_Material provided_:
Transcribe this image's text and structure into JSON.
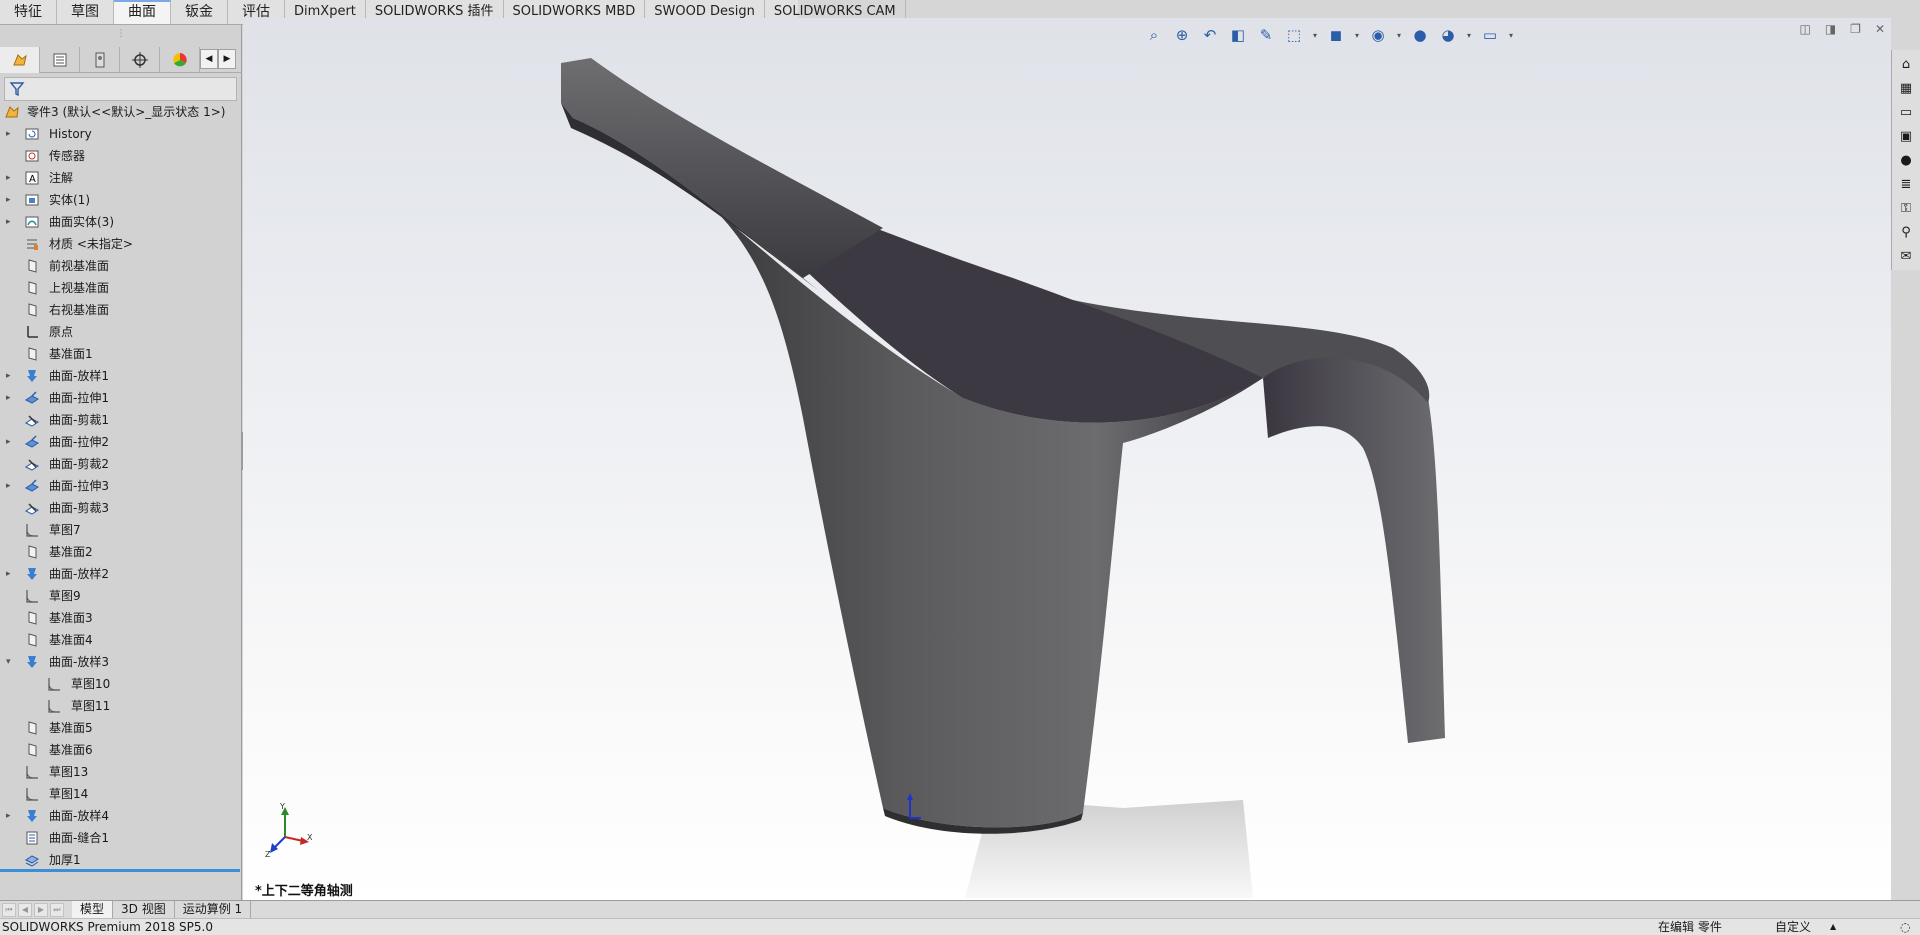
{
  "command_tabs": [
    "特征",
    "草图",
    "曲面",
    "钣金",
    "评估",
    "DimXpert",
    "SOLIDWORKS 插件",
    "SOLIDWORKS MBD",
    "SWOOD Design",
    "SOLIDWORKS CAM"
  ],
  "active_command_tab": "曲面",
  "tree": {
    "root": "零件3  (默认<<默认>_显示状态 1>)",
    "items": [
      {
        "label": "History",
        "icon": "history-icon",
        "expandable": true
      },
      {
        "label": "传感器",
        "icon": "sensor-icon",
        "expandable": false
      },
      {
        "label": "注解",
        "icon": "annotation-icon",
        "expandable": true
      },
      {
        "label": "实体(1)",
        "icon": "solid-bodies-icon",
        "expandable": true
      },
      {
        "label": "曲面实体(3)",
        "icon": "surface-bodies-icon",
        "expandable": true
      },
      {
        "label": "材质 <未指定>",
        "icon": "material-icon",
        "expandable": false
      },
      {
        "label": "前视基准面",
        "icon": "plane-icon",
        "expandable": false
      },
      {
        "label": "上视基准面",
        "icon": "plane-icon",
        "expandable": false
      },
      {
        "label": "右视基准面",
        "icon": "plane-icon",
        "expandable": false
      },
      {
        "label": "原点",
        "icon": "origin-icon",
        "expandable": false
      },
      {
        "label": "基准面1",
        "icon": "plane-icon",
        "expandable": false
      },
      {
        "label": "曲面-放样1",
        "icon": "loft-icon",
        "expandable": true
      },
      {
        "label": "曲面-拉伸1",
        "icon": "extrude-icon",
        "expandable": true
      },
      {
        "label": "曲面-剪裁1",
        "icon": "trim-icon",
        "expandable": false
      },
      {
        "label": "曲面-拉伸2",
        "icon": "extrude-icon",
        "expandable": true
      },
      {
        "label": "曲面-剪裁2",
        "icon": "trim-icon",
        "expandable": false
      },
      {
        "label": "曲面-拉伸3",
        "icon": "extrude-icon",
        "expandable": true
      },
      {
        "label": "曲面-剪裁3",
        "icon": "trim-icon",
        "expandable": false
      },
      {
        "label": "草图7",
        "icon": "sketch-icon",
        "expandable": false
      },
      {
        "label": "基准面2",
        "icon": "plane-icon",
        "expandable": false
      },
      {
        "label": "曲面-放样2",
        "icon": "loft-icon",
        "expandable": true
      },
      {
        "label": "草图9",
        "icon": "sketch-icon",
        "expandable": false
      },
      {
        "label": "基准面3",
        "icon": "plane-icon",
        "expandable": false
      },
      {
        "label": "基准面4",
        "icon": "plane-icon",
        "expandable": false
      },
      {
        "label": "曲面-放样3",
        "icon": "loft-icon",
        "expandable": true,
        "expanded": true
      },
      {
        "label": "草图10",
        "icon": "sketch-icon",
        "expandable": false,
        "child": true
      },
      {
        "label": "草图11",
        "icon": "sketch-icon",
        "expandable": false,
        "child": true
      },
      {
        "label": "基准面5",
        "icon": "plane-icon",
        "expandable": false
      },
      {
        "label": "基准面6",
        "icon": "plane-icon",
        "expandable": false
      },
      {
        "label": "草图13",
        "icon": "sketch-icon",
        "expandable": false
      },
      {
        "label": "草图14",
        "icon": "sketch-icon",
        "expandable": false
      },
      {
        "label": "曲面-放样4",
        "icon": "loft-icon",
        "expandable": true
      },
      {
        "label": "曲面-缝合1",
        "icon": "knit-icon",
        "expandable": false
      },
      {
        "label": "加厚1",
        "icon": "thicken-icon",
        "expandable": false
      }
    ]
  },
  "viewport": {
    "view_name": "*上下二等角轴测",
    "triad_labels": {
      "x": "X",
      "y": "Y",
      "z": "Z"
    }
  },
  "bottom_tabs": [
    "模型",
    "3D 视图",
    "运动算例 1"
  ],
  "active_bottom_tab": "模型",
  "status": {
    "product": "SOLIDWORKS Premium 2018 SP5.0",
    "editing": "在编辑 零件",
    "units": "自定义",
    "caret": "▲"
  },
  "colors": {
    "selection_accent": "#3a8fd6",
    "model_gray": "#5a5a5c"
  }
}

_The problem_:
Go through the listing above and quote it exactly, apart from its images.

_Expected output_:
Transcribe this image's text and structure into JSON.
{
  "command_tabs": [
    "特征",
    "草图",
    "曲面",
    "钣金",
    "评估",
    "DimXpert",
    "SOLIDWORKS 插件",
    "SOLIDWORKS MBD",
    "SWOOD Design",
    "SOLIDWORKS CAM"
  ],
  "active_command_tab": "曲面",
  "tree": {
    "root": "零件3  (默认<<默认>_显示状态 1>)",
    "items": [
      {
        "label": "History",
        "icon": "history-icon",
        "expandable": true
      },
      {
        "label": "传感器",
        "icon": "sensor-icon",
        "expandable": false
      },
      {
        "label": "注解",
        "icon": "annotation-icon",
        "expandable": true
      },
      {
        "label": "实体(1)",
        "icon": "solid-bodies-icon",
        "expandable": true
      },
      {
        "label": "曲面实体(3)",
        "icon": "surface-bodies-icon",
        "expandable": true
      },
      {
        "label": "材质 <未指定>",
        "icon": "material-icon",
        "expandable": false
      },
      {
        "label": "前视基准面",
        "icon": "plane-icon",
        "expandable": false
      },
      {
        "label": "上视基准面",
        "icon": "plane-icon",
        "expandable": false
      },
      {
        "label": "右视基准面",
        "icon": "plane-icon",
        "expandable": false
      },
      {
        "label": "原点",
        "icon": "origin-icon",
        "expandable": false
      },
      {
        "label": "基准面1",
        "icon": "plane-icon",
        "expandable": false
      },
      {
        "label": "曲面-放样1",
        "icon": "loft-icon",
        "expandable": true
      },
      {
        "label": "曲面-拉伸1",
        "icon": "extrude-icon",
        "expandable": true
      },
      {
        "label": "曲面-剪裁1",
        "icon": "trim-icon",
        "expandable": false
      },
      {
        "label": "曲面-拉伸2",
        "icon": "extrude-icon",
        "expandable": true
      },
      {
        "label": "曲面-剪裁2",
        "icon": "trim-icon",
        "expandable": false
      },
      {
        "label": "曲面-拉伸3",
        "icon": "extrude-icon",
        "expandable": true
      },
      {
        "label": "曲面-剪裁3",
        "icon": "trim-icon",
        "expandable": false
      },
      {
        "label": "草图7",
        "icon": "sketch-icon",
        "expandable": false
      },
      {
        "label": "基准面2",
        "icon": "plane-icon",
        "expandable": false
      },
      {
        "label": "曲面-放样2",
        "icon": "loft-icon",
        "expandable": true
      },
      {
        "label": "草图9",
        "icon": "sketch-icon",
        "expandable": false
      },
      {
        "label": "基准面3",
        "icon": "plane-icon",
        "expandable": false
      },
      {
        "label": "基准面4",
        "icon": "plane-icon",
        "expandable": false
      },
      {
        "label": "曲面-放样3",
        "icon": "loft-icon",
        "expandable": true,
        "expanded": true
      },
      {
        "label": "草图10",
        "icon": "sketch-icon",
        "expandable": false,
        "child": true
      },
      {
        "label": "草图11",
        "icon": "sketch-icon",
        "expandable": false,
        "child": true
      },
      {
        "label": "基准面5",
        "icon": "plane-icon",
        "expandable": false
      },
      {
        "label": "基准面6",
        "icon": "plane-icon",
        "expandable": false
      },
      {
        "label": "草图13",
        "icon": "sketch-icon",
        "expandable": false
      },
      {
        "label": "草图14",
        "icon": "sketch-icon",
        "expandable": false
      },
      {
        "label": "曲面-放样4",
        "icon": "loft-icon",
        "expandable": true
      },
      {
        "label": "曲面-缝合1",
        "icon": "knit-icon",
        "expandable": false
      },
      {
        "label": "加厚1",
        "icon": "thicken-icon",
        "expandable": false
      }
    ]
  },
  "viewport": {
    "view_name": "*上下二等角轴测",
    "triad_labels": {
      "x": "X",
      "y": "Y",
      "z": "Z"
    }
  },
  "bottom_tabs": [
    "模型",
    "3D 视图",
    "运动算例 1"
  ],
  "active_bottom_tab": "模型",
  "status": {
    "product": "SOLIDWORKS Premium 2018 SP5.0",
    "editing": "在编辑 零件",
    "units": "自定义",
    "caret": "▲"
  },
  "colors": {
    "selection_accent": "#3a8fd6",
    "model_gray": "#5a5a5c"
  }
}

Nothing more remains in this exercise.